My son is 12 now, and life is so full, his birthday last month passed without me having time to process it. As we sat together, I remembered the final days of my pregnancy with him, my fear and anxiety about giving birth. The day he was due, I went to my garden and dug up weeds and planted new flowers. My stomach was huge, but my body still felt limber enough to move around. I was young, only 27. He was supposed to arrive any day, and I was expectant, excited. But days passed and there were no contractions, nothing showing he was on his way. Finally, one morning, after breakfast, I went into the kitchen and decided to talk to him. I didn’t know if he could hear me, or what he could understand. But I thought if I spoke to him from my heart he’d hopefully get the message.
“It’s time to come out, buddy,” I said. “You have all these people waiting for you, all these people loving you. We’re ready for you now.”
My child was so deeply wanted.
At the hospital a day later, after hours of contractions that didn’t progress toward delivery, my doctor began to give me options. A vacuum, forceps. Or I could have surgery to cut me open and pull him out.
I opted for the surgery right away. I didn’t want my child to experience any pain, especially as he entered into the world. I wanted him to have as easy a life as possible. I would carry whatever I could so that he wouldn’t have to go through trouble.
I know now that it’s impossible to protect your child from pain, because pain and anguish is a natural part of life. But I wanted my son’s life to be perfect. I was going to do everything right. The warm, comforting house. The mom and dad always at his side. Barbecues, parks, a backyard to play in. Siblings, bedtime stories.
And then real life happened, messy and surprising and raw. His father and I got divorced. We all left the house we loved and moved into two separate apartments. My son had to change schools. Now, in middle school, he has friends who aren’t always nice, who sometimes run away from him. He wakes up with a ball of anxiety in his stomach he can’t explain. He worries that he’ll never get a hit at his baseball game. And I’m sure there are worries about girls, about whether they like him or don’t. He doesn’t invite his friends over because we live in an apartment, and he doesn’t want to be different. He doesn’t think his mom is normal. He’s trying to figure out this life, what’s right and wrong, what everything means.
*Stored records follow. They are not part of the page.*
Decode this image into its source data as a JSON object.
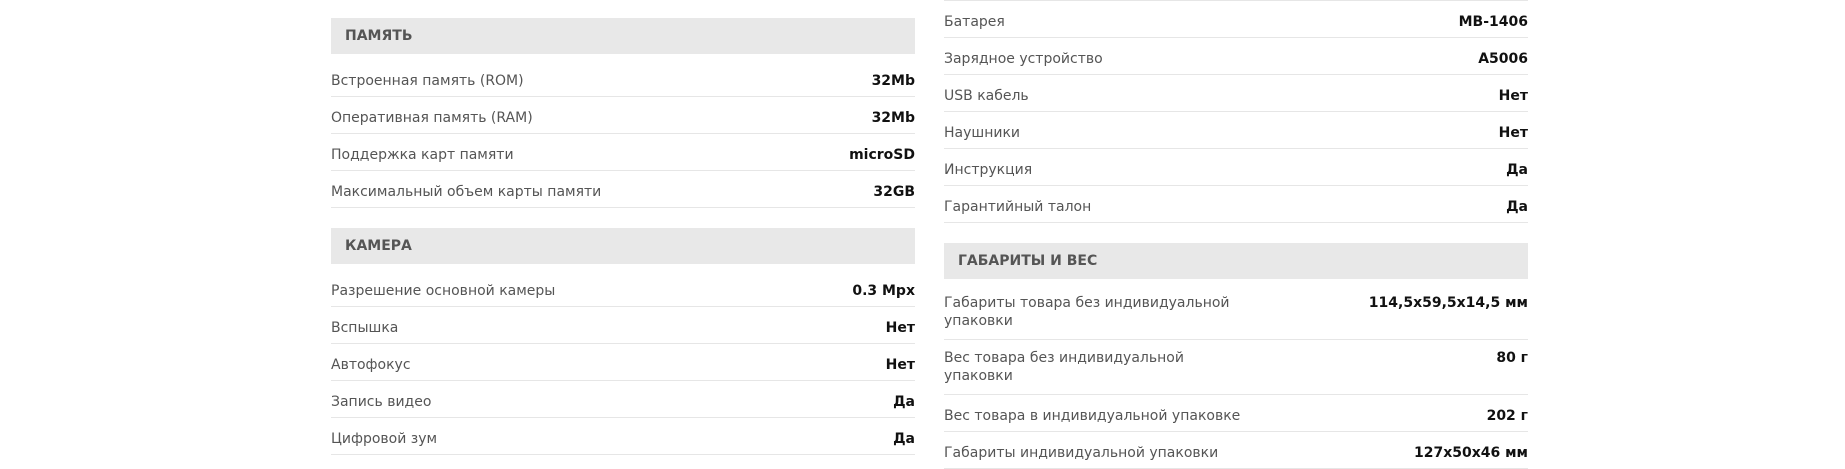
{
  "left": {
    "memory": {
      "title": "ПАМЯТЬ",
      "rows": [
        {
          "label": "Встроенная память (ROM)",
          "value": "32Mb"
        },
        {
          "label": "Оперативная память (RAM)",
          "value": "32Mb"
        },
        {
          "label": "Поддержка карт памяти",
          "value": "microSD"
        },
        {
          "label": "Максимальный объем карты памяти",
          "value": "32GB"
        }
      ]
    },
    "camera": {
      "title": "КАМЕРА",
      "rows": [
        {
          "label": "Разрешение основной камеры",
          "value": "0.3 Mpx"
        },
        {
          "label": "Вспышка",
          "value": "Нет"
        },
        {
          "label": "Автофокус",
          "value": "Нет"
        },
        {
          "label": "Запись видео",
          "value": "Да"
        },
        {
          "label": "Цифровой зум",
          "value": "Да"
        }
      ]
    }
  },
  "right": {
    "package": {
      "rows": [
        {
          "label": "Батарея",
          "value": "MB-1406"
        },
        {
          "label": "Зарядное устройство",
          "value": "A5006"
        },
        {
          "label": "USB кабель",
          "value": "Нет"
        },
        {
          "label": "Наушники",
          "value": "Нет"
        },
        {
          "label": "Инструкция",
          "value": "Да"
        },
        {
          "label": "Гарантийный талон",
          "value": "Да"
        }
      ]
    },
    "dimensions": {
      "title": "ГАБАРИТЫ И ВЕС",
      "rows": [
        {
          "label": "Габариты товара без индивидуальной упаковки",
          "value": "114,5x59,5x14,5 мм"
        },
        {
          "label": "Вес товара без индивидуальной упаковки",
          "value": "80 г"
        },
        {
          "label": "Вес товара в индивидуальной упаковке",
          "value": "202 г"
        },
        {
          "label": "Габариты индивидуальной упаковки",
          "value": "127x50x46 мм"
        }
      ]
    }
  }
}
And I can’t fix everything, like I want to. I can’t make it all better. I can’t give him everything he wants, because I’m only human, and have struggles of my own. All I can do is love him as deeply as possible, and provide a place that is safe and nurturing, where he is encouraged to be himself. And I have to trust that what I have to give is good enough.
But despite all that has happened in his life, my son, my amazing boy, knows how to treat people. He knows right and wrong when it really matters. He has an inner compass that tells him what to do when times are tough, how to be. And sometimes that’s hard for him to carry, because he’s only a kid. But I can think of nothing more important in a person than an inner knowledge of how to treat people. And I can’t take credit for the fact that he has that. That came as part of his package, all on its own. It’s how my beautiful boy was made.
I reached over to him, as he finished up breakfast and I sipped my coffee, and ran my hands through his hair. I touched his shoulder even though he didn’t want me to, because he is a little wary when I display too much emotion. I told him I could not be more proud, more grateful, for him.